A good box set tells a story, and this one tells two. The first is the strange journey of The Cure from punk outfit to doom-rockers, before their glorious leap into the manic, scampering pop of eighties fame and then their eventual decline. Along the way we are treated to such off-kilter delights as 1983's charming, jazz-inflected "Speak My Language" or the thunderous self-loathing of 1989's 'Babble'.
Less happily, "Join The Dots" is also the story of the decline of the b-side as a musical force. The album opens with the thrillingly taut punk of "10.15 On A Saturday Night", still standing scrutiny as one of the band's finest early songs (indeed, it secured their record deal). Back in 1979, the huge sales and cultural importance of the 7" single challenged bands to treat both sides with respect, often using the b-side to show off a tougher, more experimental side to their musical character.
By 1996, however, declining sales and the proliferation of single formats demanding ever more songs had fatally wounded the b-side - which is why Cure efforts by then were a diluted bag of minor gems (the moody "It Used To Be Me") and fatuous, half-written sketches ("Ocean"). It's difficult to imagine a great b-side band such as early Oasis or The Smiths emerging again. How much easier to take the Prince or Ryan Adams route, and put all of your half-written rubbish onto albums instead.
That's why, as a celebration of the b-side, this is such a charming set, despite its inconsistency. Nobody's quality of life will suffer from not owning the impenetrable gloom of "Splintered In Her Head", while a remix of the sublime "Just Like Heaven" adds little but length. As for the four rare cover versions included; they simply prove that only Smith can write songs that suit his little boy whines and yelps.
Yet the moments of genius make this worth owning. "2 Late" is a lost classic, a song as naked and fragile as its a-side, "Love Song", while 1983's "The Dream" has a sweaty, electronic delirium that anticipates techno. And then there's the berserk "A Man Inside My Mouth", a bubbling broth of squelching synths, squeals and stream of conscious gibbering, with the glorious line 'I was sweating, I was sweating like a fat lady would/ When I woke up with a man in my mouth.' It sounds - as The Cure always did at their best - like no other band on earth.
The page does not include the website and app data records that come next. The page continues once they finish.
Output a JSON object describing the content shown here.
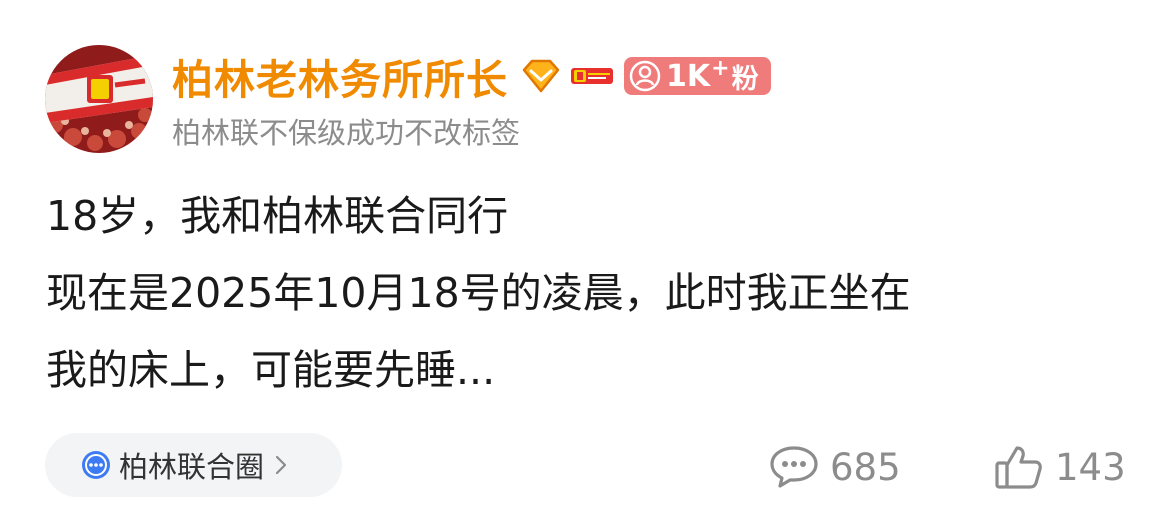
{
  "user": {
    "name": "柏林老林务所所长",
    "bio": "柏林联不保级成功不改标签",
    "fans": {
      "count": "1K",
      "plus": "+",
      "label": "粉"
    }
  },
  "post": {
    "lines": [
      "18岁，我和柏林联合同行",
      "现在是2025年10月18号的凌晨，此时我正坐在",
      "我的床上，可能要先睡..."
    ]
  },
  "topic": {
    "label": "柏林联合圈"
  },
  "stats": {
    "comments": "685",
    "likes": "143"
  },
  "colors": {
    "username": "#F08A00",
    "fans_badge": "#F07B7B",
    "bio": "#8C8C8C",
    "topic_icon": "#3D7BF5"
  }
}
So "Join The Dots" serves as a fitting elegy to the b-side, and possibly an elegy to The Cure themselves, one of our oddest, most distinctive, most English bands.